[Opening INPUT FOR THIS TASK section]

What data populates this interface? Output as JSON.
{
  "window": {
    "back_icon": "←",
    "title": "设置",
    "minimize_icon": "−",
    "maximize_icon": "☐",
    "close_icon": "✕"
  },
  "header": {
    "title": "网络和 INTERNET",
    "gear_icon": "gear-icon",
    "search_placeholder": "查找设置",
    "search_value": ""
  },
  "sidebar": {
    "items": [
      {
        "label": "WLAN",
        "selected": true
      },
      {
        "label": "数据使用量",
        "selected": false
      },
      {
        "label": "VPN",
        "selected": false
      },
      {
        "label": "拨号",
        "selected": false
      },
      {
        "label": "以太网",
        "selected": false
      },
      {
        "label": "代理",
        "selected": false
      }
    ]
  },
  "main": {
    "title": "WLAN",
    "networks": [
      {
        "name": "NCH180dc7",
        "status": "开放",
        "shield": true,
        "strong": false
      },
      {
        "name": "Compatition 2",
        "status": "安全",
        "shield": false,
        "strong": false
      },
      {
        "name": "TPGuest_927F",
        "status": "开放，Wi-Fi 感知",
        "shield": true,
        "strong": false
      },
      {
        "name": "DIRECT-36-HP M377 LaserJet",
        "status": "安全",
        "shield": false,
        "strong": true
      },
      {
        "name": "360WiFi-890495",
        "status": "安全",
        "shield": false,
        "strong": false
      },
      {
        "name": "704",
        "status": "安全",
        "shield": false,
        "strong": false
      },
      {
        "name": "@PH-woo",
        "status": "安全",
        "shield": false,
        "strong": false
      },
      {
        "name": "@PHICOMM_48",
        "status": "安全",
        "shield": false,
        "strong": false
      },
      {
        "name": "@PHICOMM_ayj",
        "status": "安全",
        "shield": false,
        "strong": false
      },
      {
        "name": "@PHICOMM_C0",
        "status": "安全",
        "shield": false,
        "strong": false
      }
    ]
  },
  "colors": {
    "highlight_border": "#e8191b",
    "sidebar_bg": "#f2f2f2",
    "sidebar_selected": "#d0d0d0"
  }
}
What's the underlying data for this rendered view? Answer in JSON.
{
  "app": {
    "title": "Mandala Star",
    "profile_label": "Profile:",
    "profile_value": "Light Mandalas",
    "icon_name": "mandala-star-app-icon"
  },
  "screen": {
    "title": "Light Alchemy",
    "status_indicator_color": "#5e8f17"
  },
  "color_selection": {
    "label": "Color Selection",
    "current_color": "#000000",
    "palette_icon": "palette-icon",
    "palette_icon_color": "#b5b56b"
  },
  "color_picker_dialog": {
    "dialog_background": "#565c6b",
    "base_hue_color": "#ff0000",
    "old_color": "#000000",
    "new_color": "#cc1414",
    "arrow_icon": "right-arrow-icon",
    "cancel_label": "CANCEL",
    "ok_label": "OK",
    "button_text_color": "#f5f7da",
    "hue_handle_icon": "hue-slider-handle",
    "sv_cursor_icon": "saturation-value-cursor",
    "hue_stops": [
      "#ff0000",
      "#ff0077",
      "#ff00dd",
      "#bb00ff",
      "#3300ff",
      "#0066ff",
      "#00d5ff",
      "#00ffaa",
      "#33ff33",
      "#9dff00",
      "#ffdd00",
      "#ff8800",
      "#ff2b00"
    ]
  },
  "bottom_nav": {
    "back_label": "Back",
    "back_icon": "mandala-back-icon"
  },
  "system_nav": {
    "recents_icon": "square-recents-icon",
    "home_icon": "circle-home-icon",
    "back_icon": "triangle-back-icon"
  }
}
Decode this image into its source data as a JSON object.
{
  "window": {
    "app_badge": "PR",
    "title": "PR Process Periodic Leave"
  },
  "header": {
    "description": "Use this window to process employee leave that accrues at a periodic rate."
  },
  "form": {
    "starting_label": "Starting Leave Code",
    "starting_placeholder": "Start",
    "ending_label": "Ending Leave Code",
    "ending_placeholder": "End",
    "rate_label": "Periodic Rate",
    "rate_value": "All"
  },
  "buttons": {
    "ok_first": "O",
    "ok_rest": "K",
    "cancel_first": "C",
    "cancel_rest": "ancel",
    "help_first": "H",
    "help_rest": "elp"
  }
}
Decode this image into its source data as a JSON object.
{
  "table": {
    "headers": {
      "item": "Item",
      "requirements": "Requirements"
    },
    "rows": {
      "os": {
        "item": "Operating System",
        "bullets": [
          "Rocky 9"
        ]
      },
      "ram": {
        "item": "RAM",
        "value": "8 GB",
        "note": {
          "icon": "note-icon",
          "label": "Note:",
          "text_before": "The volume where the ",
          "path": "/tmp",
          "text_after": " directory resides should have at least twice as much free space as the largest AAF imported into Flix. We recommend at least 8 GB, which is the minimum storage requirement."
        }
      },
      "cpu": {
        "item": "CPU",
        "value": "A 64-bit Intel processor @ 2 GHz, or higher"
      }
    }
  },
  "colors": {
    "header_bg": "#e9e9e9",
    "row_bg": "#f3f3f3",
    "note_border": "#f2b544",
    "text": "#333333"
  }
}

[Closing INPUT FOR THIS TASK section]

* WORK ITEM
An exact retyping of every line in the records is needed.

* YOUR SOLUTION
What data populates this interface? Output as JSON.
{
  "window": {
    "back_icon": "←",
    "title": "设置",
    "minimize_icon": "−",
    "maximize_icon": "☐",
    "close_icon": "✕"
  },
  "header": {
    "title": "网络和 INTERNET",
    "gear_icon": "gear-icon",
    "search_placeholder": "查找设置",
    "search_value": ""
  },
  "sidebar": {
    "items": [
      {
        "label": "WLAN",
        "selected": true
      },
      {
        "label": "数据使用量",
        "selected": false
      },
      {
        "label": "VPN",
        "selected": false
      },
      {
        "label": "拨号",
        "selected": false
      },
      {
        "label": "以太网",
        "selected": false
      },
      {
        "label": "代理",
        "selected": false
      }
    ]
  },
  "main": {
    "title": "WLAN",
    "networks": [
      {
        "name": "NCH180dc7",
        "status": "开放",
        "shield": true,
        "strong": false
      },
      {
        "name": "Compatition 2",
        "status": "安全",
        "shield": false,
        "strong": false
      },
      {
        "name": "TPGuest_927F",
        "status": "开放，Wi-Fi 感知",
        "shield": true,
        "strong": false
      },
      {
        "name": "DIRECT-36-HP M377 LaserJet",
        "status": "安全",
        "shield": false,
        "strong": true
      },
      {
        "name": "360WiFi-890495",
        "status": "安全",
        "shield": false,
        "strong": false
      },
      {
        "name": "704",
        "status": "安全",
        "shield": false,
        "strong": false
      },
      {
        "name": "@PH-woo",
        "status": "安全",
        "shield": false,
        "strong": false
      },
      {
        "name": "@PHICOMM_48",
        "status": "安全",
        "shield": false,
        "strong": false
      },
      {
        "name": "@PHICOMM_ayj",
        "status": "安全",
        "shield": false,
        "strong": false
      },
      {
        "name": "@PHICOMM_C0",
        "status": "安全",
        "shield": false,
        "strong": false
      }
    ]
  },
  "colors": {
    "highlight_border": "#e8191b",
    "sidebar_bg": "#f2f2f2",
    "sidebar_selected": "#d0d0d0"
  }
}
What's the underlying data for this rendered view? Answer in JSON.
{
  "app": {
    "title": "Mandala Star",
    "profile_label": "Profile:",
    "profile_value": "Light Mandalas",
    "icon_name": "mandala-star-app-icon"
  },
  "screen": {
    "title": "Light Alchemy",
    "status_indicator_color": "#5e8f17"
  },
  "color_selection": {
    "label": "Color Selection",
    "current_color": "#000000",
    "palette_icon": "palette-icon",
    "palette_icon_color": "#b5b56b"
  },
  "color_picker_dialog": {
    "dialog_background": "#565c6b",
    "base_hue_color": "#ff0000",
    "old_color": "#000000",
    "new_color": "#cc1414",
    "arrow_icon": "right-arrow-icon",
    "cancel_label": "CANCEL",
    "ok_label": "OK",
    "button_text_color": "#f5f7da",
    "hue_handle_icon": "hue-slider-handle",
    "sv_cursor_icon": "saturation-value-cursor",
    "hue_stops": [
      "#ff0000",
      "#ff0077",
      "#ff00dd",
      "#bb00ff",
      "#3300ff",
      "#0066ff",
      "#00d5ff",
      "#00ffaa",
      "#33ff33",
      "#9dff00",
      "#ffdd00",
      "#ff8800",
      "#ff2b00"
    ]
  },
  "bottom_nav": {
    "back_label": "Back",
    "back_icon": "mandala-back-icon"
  },
  "system_nav": {
    "recents_icon": "square-recents-icon",
    "home_icon": "circle-home-icon",
    "back_icon": "triangle-back-icon"
  }
}
Decode this image into its source data as a JSON object.
{
  "window": {
    "app_badge": "PR",
    "title": "PR Process Periodic Leave"
  },
  "header": {
    "description": "Use this window to process employee leave that accrues at a periodic rate."
  },
  "form": {
    "starting_label": "Starting Leave Code",
    "starting_placeholder": "Start",
    "ending_label": "Ending Leave Code",
    "ending_placeholder": "End",
    "rate_label": "Periodic Rate",
    "rate_value": "All"
  },
  "buttons": {
    "ok_first": "O",
    "ok_rest": "K",
    "cancel_first": "C",
    "cancel_rest": "ancel",
    "help_first": "H",
    "help_rest": "elp"
  }
}
Decode this image into its source data as a JSON object.
{
  "table": {
    "headers": {
      "item": "Item",
      "requirements": "Requirements"
    },
    "rows": {
      "os": {
        "item": "Operating System",
        "bullets": [
          "Rocky 9"
        ]
      },
      "ram": {
        "item": "RAM",
        "value": "8 GB",
        "note": {
          "icon": "note-icon",
          "label": "Note:",
          "text_before": "The volume where the ",
          "path": "/tmp",
          "text_after": " directory resides should have at least twice as much free space as the largest AAF imported into Flix. We recommend at least 8 GB, which is the minimum storage requirement."
        }
      },
      "cpu": {
        "item": "CPU",
        "value": "A 64-bit Intel processor @ 2 GHz, or higher"
      }
    }
  },
  "colors": {
    "header_bg": "#e9e9e9",
    "row_bg": "#f3f3f3",
    "note_border": "#f2b544",
    "text": "#333333"
  }
}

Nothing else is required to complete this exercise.